‘Mystery’ couple united with portrait painter
When La Jolla artist Richard Warner wanted to track down the unknown couple he photographed catching some rays on a bench in front of The Athenaeum Music and Arts Library one afternoon, he turned to the La Jolla Light for help.
“Maybe if you print a picture of the painting I did of them from that photograph, someone will recognize them or they will notice it and contact me,” he said. “Their portrait turned out so well, I would love for them to see it.”
The day the newspaper came out with the story, Gaspar (Gap) Costantini glanced down at his copy in his home on Draper Street, saw his likeness, and called out to his wife, Kasey, “Hey, that’s us!”
The bemused couple then called the artist whose number appeared in the article to identify themselves, and then placed a second call to The Light. All parties agreed to meet for a glass of wine and further conversation.
“It’s like we’ve become instant celebrities,” said Costantini of the newfound fame. “On our walks and while running errands, people point to us and say, ‘You’re The Couple! My dentist commented on it, a young woman walking by pointed at us excitedly and I just shook my head up and down and pointed to myself to say, ‘yes, it’s us,’ and she went wild!”
Warner said after the story and photo ran that he, too, got calls from people saying they knew the Costantinis. “It was really cool; one caller said, ‘They’re our friends, we know them,’ ” Warner laughed.
Warner explained that he frequently takes photos around town hoping to catch sunlit images worthy of painting. In the Costantinis on the bench that day, he found “a charming couple with the light hitting them so stunningly.” Later as he began to paint their image, he knew he captured a poignant moment, something special.

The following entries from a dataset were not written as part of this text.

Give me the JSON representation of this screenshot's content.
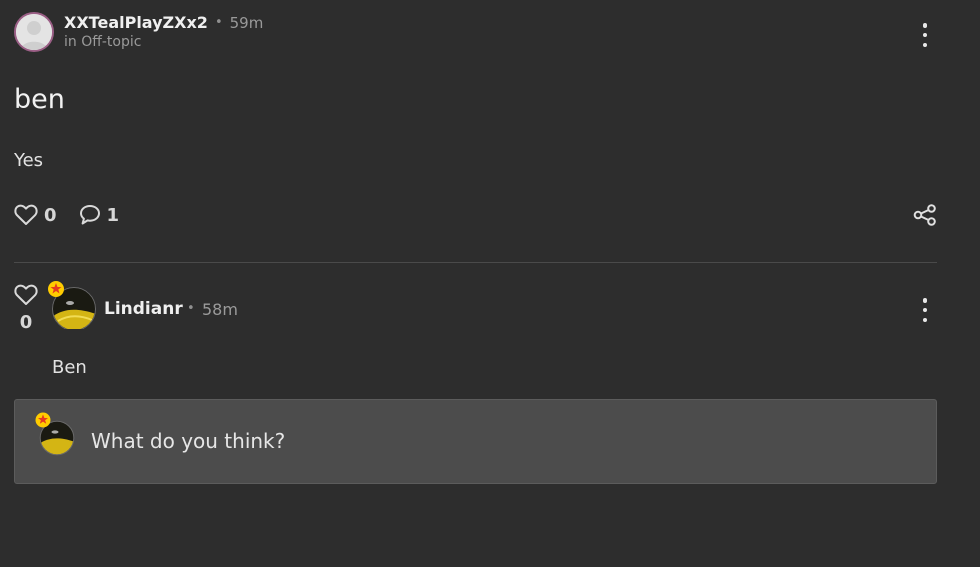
{
  "post": {
    "author": "XXTealPlayZXx2",
    "separator": "•",
    "time": "59m",
    "community": "in Off-topic",
    "title": "ben",
    "body": "Yes",
    "likes": "0",
    "comments": "1",
    "avatar_icon": "default-user-avatar",
    "menu_icon": "kebab-menu-icon",
    "share_icon": "share-icon"
  },
  "comment": {
    "author": "Lindianr",
    "separator": "•",
    "time": "58m",
    "text": "Ben",
    "likes": "0",
    "menu_icon": "kebab-menu-icon"
  },
  "reply": {
    "placeholder": "What do you think?"
  },
  "colors": {
    "background": "#2d2d2d",
    "reply_box": "#4c4c4c",
    "avatar_border": "#9b5f86",
    "badge": "#ffcc00",
    "badge_star": "#e53a1f"
  }
}
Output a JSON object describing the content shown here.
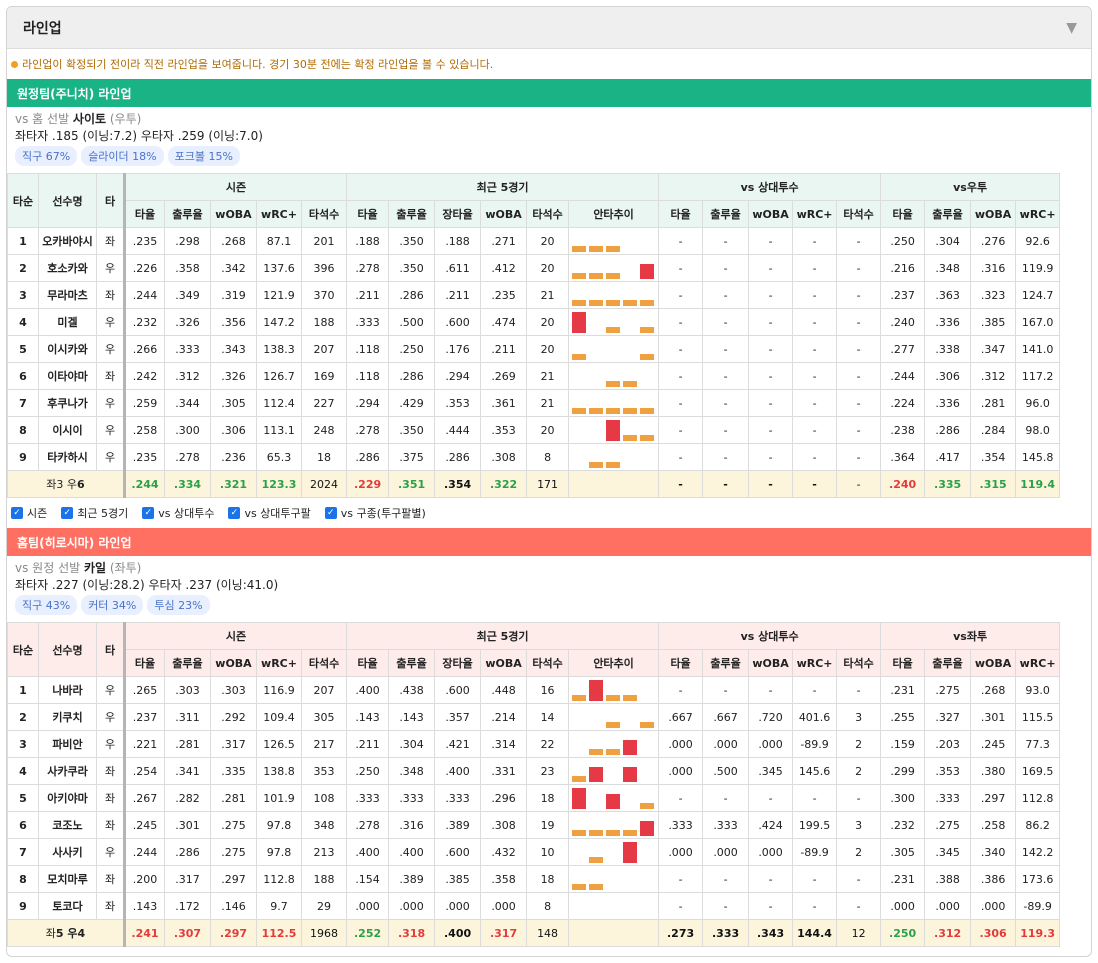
{
  "panel": {
    "title": "라인업",
    "toggle_icon": "caret-down-icon"
  },
  "notice": "라인업이 확정되기 전이라 직전 라인업을 보여줍니다. 경기 30분 전에는 확정 라인업을 볼 수 있습니다.",
  "colors": {
    "away": "#19b386",
    "home": "#ff7062",
    "bar_orange": "#f0a040",
    "bar_red": "#e63946"
  },
  "headers": {
    "order": "타순",
    "name": "선수명",
    "hand": "타",
    "groups": [
      "시즌",
      "최근 5경기"
    ],
    "vs_pitcher": "vs 상대투수",
    "season_cols": [
      "타율",
      "출루율",
      "wOBA",
      "wRC+",
      "타석수"
    ],
    "recent_cols": [
      "타율",
      "출루율",
      "장타율",
      "wOBA",
      "타석수",
      "안타추이"
    ],
    "vsp_cols": [
      "타율",
      "출루율",
      "wOBA",
      "wRC+",
      "타석수"
    ],
    "split_cols": [
      "타율",
      "출루율",
      "wOBA",
      "wRC+"
    ]
  },
  "away": {
    "bar_title": "원정팀(주니치) 라인업",
    "pitcher_line_prefix": "vs 홈 선발",
    "pitcher_name": "사이토",
    "pitcher_hand": "(우투)",
    "split_line": "좌타자 .185 (이닝:7.2)  우타자 .259 (이닝:7.0)",
    "chips": [
      "직구 67%",
      "슬라이더 18%",
      "포크볼 15%"
    ],
    "split_group": "vs우투",
    "rows": [
      {
        "o": "1",
        "n": "오카바야시",
        "h": "좌",
        "s": [
          ".235",
          ".298",
          ".268",
          "87.1",
          "201"
        ],
        "r": [
          ".188",
          ".350",
          ".188",
          ".271",
          "20"
        ],
        "bars": [
          [
            "o",
            1
          ],
          [
            "o",
            1
          ],
          [
            "o",
            1
          ],
          [
            "n",
            0
          ],
          [
            "n",
            0
          ]
        ],
        "v": [
          "-",
          "-",
          "-",
          "-",
          "-"
        ],
        "p": [
          ".250",
          ".304",
          ".276",
          "92.6"
        ]
      },
      {
        "o": "2",
        "n": "호소카와",
        "h": "우",
        "s": [
          ".226",
          ".358",
          ".342",
          "137.6",
          "396"
        ],
        "r": [
          ".278",
          ".350",
          ".611",
          ".412",
          "20"
        ],
        "bars": [
          [
            "o",
            1
          ],
          [
            "o",
            1
          ],
          [
            "o",
            1
          ],
          [
            "n",
            0
          ],
          [
            "r",
            2
          ]
        ],
        "v": [
          "-",
          "-",
          "-",
          "-",
          "-"
        ],
        "p": [
          ".216",
          ".348",
          ".316",
          "119.9"
        ]
      },
      {
        "o": "3",
        "n": "무라마츠",
        "h": "좌",
        "s": [
          ".244",
          ".349",
          ".319",
          "121.9",
          "370"
        ],
        "r": [
          ".211",
          ".286",
          ".211",
          ".235",
          "21"
        ],
        "bars": [
          [
            "o",
            1
          ],
          [
            "o",
            1
          ],
          [
            "o",
            1
          ],
          [
            "o",
            1
          ],
          [
            "o",
            1
          ]
        ],
        "v": [
          "-",
          "-",
          "-",
          "-",
          "-"
        ],
        "p": [
          ".237",
          ".363",
          ".323",
          "124.7"
        ]
      },
      {
        "o": "4",
        "n": "미겔",
        "h": "우",
        "s": [
          ".232",
          ".326",
          ".356",
          "147.2",
          "188"
        ],
        "r": [
          ".333",
          ".500",
          ".600",
          ".474",
          "20"
        ],
        "bars": [
          [
            "r",
            3
          ],
          [
            "n",
            0
          ],
          [
            "o",
            1
          ],
          [
            "n",
            0
          ],
          [
            "o",
            1
          ]
        ],
        "v": [
          "-",
          "-",
          "-",
          "-",
          "-"
        ],
        "p": [
          ".240",
          ".336",
          ".385",
          "167.0"
        ]
      },
      {
        "o": "5",
        "n": "이시카와",
        "h": "우",
        "s": [
          ".266",
          ".333",
          ".343",
          "138.3",
          "207"
        ],
        "r": [
          ".118",
          ".250",
          ".176",
          ".211",
          "20"
        ],
        "bars": [
          [
            "o",
            1
          ],
          [
            "n",
            0
          ],
          [
            "n",
            0
          ],
          [
            "n",
            0
          ],
          [
            "o",
            1
          ]
        ],
        "v": [
          "-",
          "-",
          "-",
          "-",
          "-"
        ],
        "p": [
          ".277",
          ".338",
          ".347",
          "141.0"
        ]
      },
      {
        "o": "6",
        "n": "이타야마",
        "h": "좌",
        "s": [
          ".242",
          ".312",
          ".326",
          "126.7",
          "169"
        ],
        "r": [
          ".118",
          ".286",
          ".294",
          ".269",
          "21"
        ],
        "bars": [
          [
            "n",
            0
          ],
          [
            "n",
            0
          ],
          [
            "o",
            1
          ],
          [
            "o",
            1
          ],
          [
            "n",
            0
          ]
        ],
        "v": [
          "-",
          "-",
          "-",
          "-",
          "-"
        ],
        "p": [
          ".244",
          ".306",
          ".312",
          "117.2"
        ]
      },
      {
        "o": "7",
        "n": "후쿠나가",
        "h": "우",
        "s": [
          ".259",
          ".344",
          ".305",
          "112.4",
          "227"
        ],
        "r": [
          ".294",
          ".429",
          ".353",
          ".361",
          "21"
        ],
        "bars": [
          [
            "o",
            1
          ],
          [
            "o",
            1
          ],
          [
            "o",
            1
          ],
          [
            "o",
            1
          ],
          [
            "o",
            1
          ]
        ],
        "v": [
          "-",
          "-",
          "-",
          "-",
          "-"
        ],
        "p": [
          ".224",
          ".336",
          ".281",
          "96.0"
        ]
      },
      {
        "o": "8",
        "n": "이시이",
        "h": "우",
        "s": [
          ".258",
          ".300",
          ".306",
          "113.1",
          "248"
        ],
        "r": [
          ".278",
          ".350",
          ".444",
          ".353",
          "20"
        ],
        "bars": [
          [
            "n",
            0
          ],
          [
            "n",
            0
          ],
          [
            "r",
            3
          ],
          [
            "o",
            1
          ],
          [
            "o",
            1
          ]
        ],
        "v": [
          "-",
          "-",
          "-",
          "-",
          "-"
        ],
        "p": [
          ".238",
          ".286",
          ".284",
          "98.0"
        ]
      },
      {
        "o": "9",
        "n": "타카하시",
        "h": "우",
        "s": [
          ".235",
          ".278",
          ".236",
          "65.3",
          "18"
        ],
        "r": [
          ".286",
          ".375",
          ".286",
          ".308",
          "8"
        ],
        "bars": [
          [
            "n",
            0
          ],
          [
            "o",
            1
          ],
          [
            "o",
            1
          ],
          [
            "n",
            0
          ],
          [
            "n",
            0
          ]
        ],
        "v": [
          "-",
          "-",
          "-",
          "-",
          "-"
        ],
        "p": [
          ".364",
          ".417",
          ".354",
          "145.8"
        ]
      }
    ],
    "foot": {
      "label_a": "좌3 우",
      "label_b": "6",
      "s": [
        ".244",
        ".334",
        ".321",
        "123.3",
        "2024"
      ],
      "r": [
        ".229",
        ".351",
        ".354",
        ".322",
        "171"
      ],
      "v": [
        "-",
        "-",
        "-",
        "-",
        "-"
      ],
      "p": [
        ".240",
        ".335",
        ".315",
        "119.4"
      ]
    }
  },
  "filters": [
    "시즌",
    "최근 5경기",
    "vs 상대투수",
    "vs 상대투구팔",
    "vs 구종(투구팔별)"
  ],
  "home": {
    "bar_title": "홈팀(히로시마) 라인업",
    "pitcher_line_prefix": "vs 원정 선발",
    "pitcher_name": "카일",
    "pitcher_hand": "(좌투)",
    "split_line": "좌타자 .227 (이닝:28.2)  우타자 .237 (이닝:41.0)",
    "chips": [
      "직구 43%",
      "커터 34%",
      "투심 23%"
    ],
    "split_group": "vs좌투",
    "rows": [
      {
        "o": "1",
        "n": "나바라",
        "h": "우",
        "s": [
          ".265",
          ".303",
          ".303",
          "116.9",
          "207"
        ],
        "r": [
          ".400",
          ".438",
          ".600",
          ".448",
          "16"
        ],
        "bars": [
          [
            "o",
            1
          ],
          [
            "r",
            3
          ],
          [
            "o",
            1
          ],
          [
            "o",
            1
          ],
          [
            "n",
            0
          ]
        ],
        "v": [
          "-",
          "-",
          "-",
          "-",
          "-"
        ],
        "p": [
          ".231",
          ".275",
          ".268",
          "93.0"
        ]
      },
      {
        "o": "2",
        "n": "키쿠치",
        "h": "우",
        "s": [
          ".237",
          ".311",
          ".292",
          "109.4",
          "305"
        ],
        "r": [
          ".143",
          ".143",
          ".357",
          ".214",
          "14"
        ],
        "bars": [
          [
            "n",
            0
          ],
          [
            "n",
            0
          ],
          [
            "o",
            1
          ],
          [
            "n",
            0
          ],
          [
            "o",
            1
          ]
        ],
        "v": [
          ".667",
          ".667",
          ".720",
          "401.6",
          "3"
        ],
        "p": [
          ".255",
          ".327",
          ".301",
          "115.5"
        ]
      },
      {
        "o": "3",
        "n": "파비안",
        "h": "우",
        "s": [
          ".221",
          ".281",
          ".317",
          "126.5",
          "217"
        ],
        "r": [
          ".211",
          ".304",
          ".421",
          ".314",
          "22"
        ],
        "bars": [
          [
            "n",
            0
          ],
          [
            "o",
            1
          ],
          [
            "o",
            1
          ],
          [
            "r",
            2
          ],
          [
            "n",
            0
          ]
        ],
        "v": [
          ".000",
          ".000",
          ".000",
          "-89.9",
          "2"
        ],
        "p": [
          ".159",
          ".203",
          ".245",
          "77.3"
        ]
      },
      {
        "o": "4",
        "n": "사카쿠라",
        "h": "좌",
        "s": [
          ".254",
          ".341",
          ".335",
          "138.8",
          "353"
        ],
        "r": [
          ".250",
          ".348",
          ".400",
          ".331",
          "23"
        ],
        "bars": [
          [
            "o",
            1
          ],
          [
            "r",
            2
          ],
          [
            "n",
            0
          ],
          [
            "r",
            2
          ],
          [
            "n",
            0
          ]
        ],
        "v": [
          ".000",
          ".500",
          ".345",
          "145.6",
          "2"
        ],
        "p": [
          ".299",
          ".353",
          ".380",
          "169.5"
        ]
      },
      {
        "o": "5",
        "n": "아키야마",
        "h": "좌",
        "s": [
          ".267",
          ".282",
          ".281",
          "101.9",
          "108"
        ],
        "r": [
          ".333",
          ".333",
          ".333",
          ".296",
          "18"
        ],
        "bars": [
          [
            "r",
            3
          ],
          [
            "n",
            0
          ],
          [
            "r",
            2
          ],
          [
            "n",
            0
          ],
          [
            "o",
            1
          ]
        ],
        "v": [
          "-",
          "-",
          "-",
          "-",
          "-"
        ],
        "p": [
          ".300",
          ".333",
          ".297",
          "112.8"
        ]
      },
      {
        "o": "6",
        "n": "코조노",
        "h": "좌",
        "s": [
          ".245",
          ".301",
          ".275",
          "97.8",
          "348"
        ],
        "r": [
          ".278",
          ".316",
          ".389",
          ".308",
          "19"
        ],
        "bars": [
          [
            "o",
            1
          ],
          [
            "o",
            1
          ],
          [
            "o",
            1
          ],
          [
            "o",
            1
          ],
          [
            "r",
            2
          ]
        ],
        "v": [
          ".333",
          ".333",
          ".424",
          "199.5",
          "3"
        ],
        "p": [
          ".232",
          ".275",
          ".258",
          "86.2"
        ]
      },
      {
        "o": "7",
        "n": "사사키",
        "h": "우",
        "s": [
          ".244",
          ".286",
          ".275",
          "97.8",
          "213"
        ],
        "r": [
          ".400",
          ".400",
          ".600",
          ".432",
          "10"
        ],
        "bars": [
          [
            "n",
            0
          ],
          [
            "o",
            1
          ],
          [
            "n",
            0
          ],
          [
            "r",
            3
          ],
          [
            "n",
            0
          ]
        ],
        "v": [
          ".000",
          ".000",
          ".000",
          "-89.9",
          "2"
        ],
        "p": [
          ".305",
          ".345",
          ".340",
          "142.2"
        ]
      },
      {
        "o": "8",
        "n": "모치마루",
        "h": "좌",
        "s": [
          ".200",
          ".317",
          ".297",
          "112.8",
          "188"
        ],
        "r": [
          ".154",
          ".389",
          ".385",
          ".358",
          "18"
        ],
        "bars": [
          [
            "o",
            1
          ],
          [
            "o",
            1
          ],
          [
            "n",
            0
          ],
          [
            "n",
            0
          ],
          [
            "n",
            0
          ]
        ],
        "v": [
          "-",
          "-",
          "-",
          "-",
          "-"
        ],
        "p": [
          ".231",
          ".388",
          ".386",
          "173.6"
        ]
      },
      {
        "o": "9",
        "n": "토코다",
        "h": "좌",
        "s": [
          ".143",
          ".172",
          ".146",
          "9.7",
          "29"
        ],
        "r": [
          ".000",
          ".000",
          ".000",
          ".000",
          "8"
        ],
        "bars": [
          [
            "n",
            0
          ],
          [
            "n",
            0
          ],
          [
            "n",
            0
          ],
          [
            "n",
            0
          ],
          [
            "n",
            0
          ]
        ],
        "v": [
          "-",
          "-",
          "-",
          "-",
          "-"
        ],
        "p": [
          ".000",
          ".000",
          ".000",
          "-89.9"
        ]
      }
    ],
    "foot": {
      "label_a": "좌",
      "label_b": "5 우4",
      "s": [
        ".241",
        ".307",
        ".297",
        "112.5",
        "1968"
      ],
      "r": [
        ".252",
        ".318",
        ".400",
        ".317",
        "148"
      ],
      "v": [
        ".273",
        ".333",
        ".343",
        "144.4",
        "12"
      ],
      "p": [
        ".250",
        ".312",
        ".306",
        "119.3"
      ]
    }
  }
}
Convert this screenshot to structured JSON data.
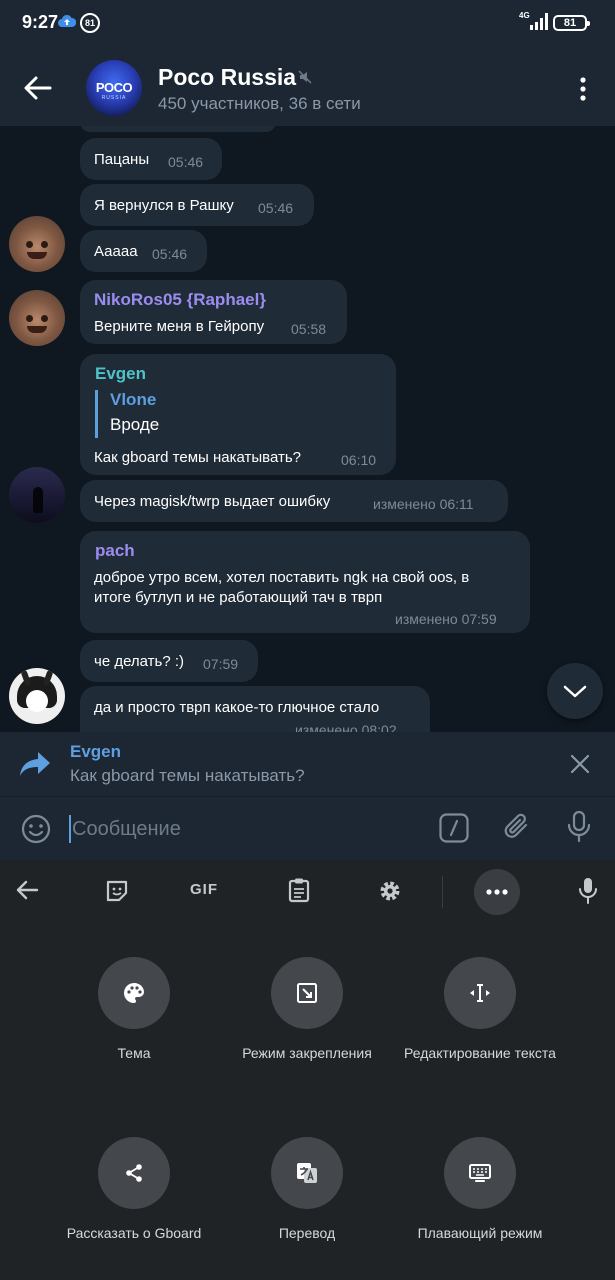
{
  "status_bar": {
    "time": "9:27",
    "notification_count": "81",
    "network": "4G",
    "battery": "81"
  },
  "header": {
    "title": "Poco Russia",
    "subtitle": "450 участников, 36 в сети",
    "avatar_text": "POCO",
    "avatar_subtext": "RUSSIA"
  },
  "messages": [
    {
      "text": "Пацаны",
      "time": "05:46"
    },
    {
      "text": "Я вернулся в Рашку",
      "time": "05:46"
    },
    {
      "text": "Ааааа",
      "time": "05:46"
    },
    {
      "sender": "NikoRos05 {Raphael}",
      "text": "Верните меня в Гейропу",
      "time": "05:58"
    },
    {
      "sender": "Evgen",
      "quote_sender": "Vlone",
      "quote_text": "Вроде",
      "text": "Как gboard темы накатывать?",
      "time": "06:10"
    },
    {
      "text": "Через magisk/twrp выдает ошибку",
      "time": "изменено 06:11"
    },
    {
      "sender": "pach",
      "text_line1": "доброе утро всем, хотел поставить ngk на свой oos, в",
      "text_line2": "итоге бутлуп и не работающий тач в тврп",
      "time": "изменено 07:59"
    },
    {
      "text": "че делать? :)",
      "time": "07:59"
    },
    {
      "text": "да и просто твpп какое-то глючное стало",
      "time": "изменено 08:02"
    }
  ],
  "reply": {
    "name": "Evgen",
    "text": "Как gboard темы накатывать?"
  },
  "input": {
    "placeholder": "Сообщение",
    "value": ""
  },
  "keyboard": {
    "toolbar": {
      "gif_label": "GIF"
    },
    "tiles": [
      {
        "icon": "palette-icon",
        "label": "Тема"
      },
      {
        "icon": "one-handed-mode-icon",
        "label": "Режим закрепления"
      },
      {
        "icon": "text-editing-icon",
        "label": "Редактирование текста"
      },
      {
        "icon": "share-icon",
        "label": "Рассказать о Gboard"
      },
      {
        "icon": "translate-icon",
        "label": "Перевод"
      },
      {
        "icon": "floating-keyboard-icon",
        "label": "Плавающий режим"
      }
    ]
  },
  "colors": {
    "background": "#0f1720",
    "header": "#1d2733",
    "bubble": "#1f2b37",
    "accent": "#5e9fe0",
    "keyboard": "#202326"
  }
}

As fate would have it, Kasey, turned out to be a retired art teacher from the Utica School District in Michigan who truly appreciated the artistry behind Warner’s painting. “I love his style; his color sense is wonderful,” she said. “He really captured a moment in time.”
Gap liked it, too. A retired manufacturers rep for the auto industry, he prefers to be known for his gigs as a saxophone player who is still performing around town. “Back in the day, I played at the Elmwood Casino in Windsor and other Detroit-area clubs with legends like Ella Fitzgerald, Tom Jones, Jerry Vale, Bobby Darin, Dick Haymes and Sammy Davis Jr.” Of the painting, Gap said, “I dig it, it’s really great.”
Warner was delighted with their reactions. The former graphics design company owner-turned-painter of seascapes, landscapes and people said he strives to produce works that are not literal but “are magically created, which just seem to flow from the tubes of paint.”
Warner chatted with the Costantinis for about an hour and then gave them a tour of his studio on the second floor of his Hermosa-area home.
In hushed tones, the trio discussed a possible purchase of the Costantini painting.
“Well, are you guys going to buy it?” this curious editor asked. “The Light readers will be wondering ...”
“Just tell them, it might have a new home one of these days,” Gap grinned.